Davis advocates for the advancement of other women in her field and has used her experience and leadership acumen to leverage mentoring relationships for women in a variety of career fields. She has a Bachelor of Arts degree in Criminal Justice and a Master’ s degree in Public Administration.
Jennifer Hinchey is a Victim/Witness Services Coordinator at the City of Durham Police Department. Jennifer has extensive experience offering support to victims of crime, with a passion for serving survivors of domestic and sexual violence. Jennifer has provided intervention services in law enforcement, court, and community based agency settings. Jennifer believes in a person centered approach when meeting the needs of individuals. She recognizes the value in a coordinated community response that promotes victim safety and offender accountability.
Jennifer, originally from upstate New York, received her Masters of Education in Community Based Counseling from the State University of New York College at Brockport. Jennifer’s undergraduate degree, also from the State University of New York College at Brockport, is a dual major in Health Science and Women Studies with a minor in Criminal Justice.
Assistant United States Attorney Kimlani Ford is the Civil Rights and VAWA coordinator for the U.S. Attorney’s Office in the Western District of North Carolina. During her 18 years as an AUSA, Kimlani has prosecuted crimes involving drugs, guns, child pornography, federal domestic violence, and sex trafficking. Prior to her employment with the U.S. Attorney’s Office, Kimlani served as an assistant district attorney in Union, Anson, Stanly, and Richmond counties.
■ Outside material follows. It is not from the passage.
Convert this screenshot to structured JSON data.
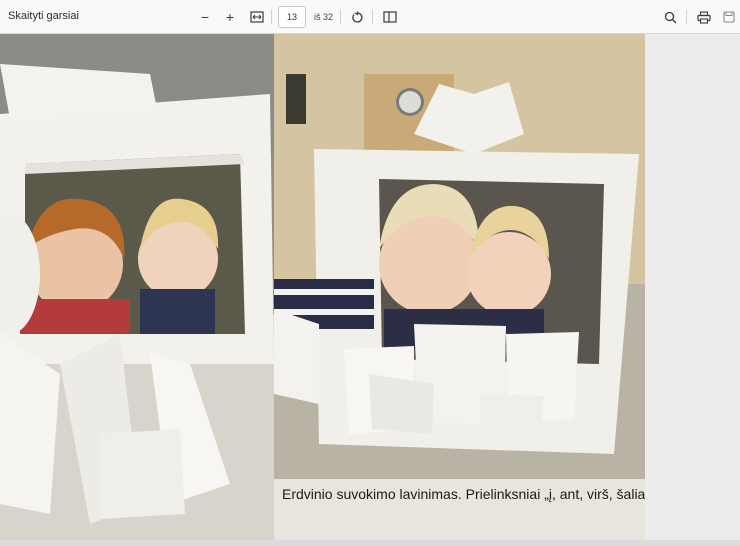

Deanna Walters is a survivor, of intimate partner violence. Deanna and her daughter were kidnapped by her estranged husband. For nearly a week in November 2008, federal documents state that Walters was subjected to a gauntlet of physical and emotional abuse during the course of a six-day trucking trip with her now ex-husband, Robbie Howell. In August 2010, Howell was convicted of interstate domestic violence and kidnapping charges that stemmed from that assault. He was sentenced in June and received more than 20 years in federal prison. In the months and now years that followed her escape from the beatings that came from the hands of her attacker, she is stronger than ever before. Deanna’s story is featured in Private Violence, a feature-length documentary from HBO that follows Deanna’s journey to become a domestic violence survivor and rebuild her life. Deanna is now able to take her experience, wisdom, and courage and help other women and children. She received her Bachelors’ of Social Work from Appalachian State University, is currently a shift manager at Bojangles. She also has volunteered with a domestic violence program and Impact Batterers program.
David Elliott, Deputy Chief of Staff and Special Deputy Attorney General, has served in the North Carolina Department of Justice since 1997. Elliott spent 10 years as a litigator in the Consumer Protection Division. Since 2007, David has been the Director of the Victims and Citizens Services section of the North Carolina Department of Justice, where he has advocated against domestic violence, sexual assault, and human trafficking. David is a native of Chapel Hill and a graduate of the University of North Carolina at Chapel Hill and Duke University School of Law.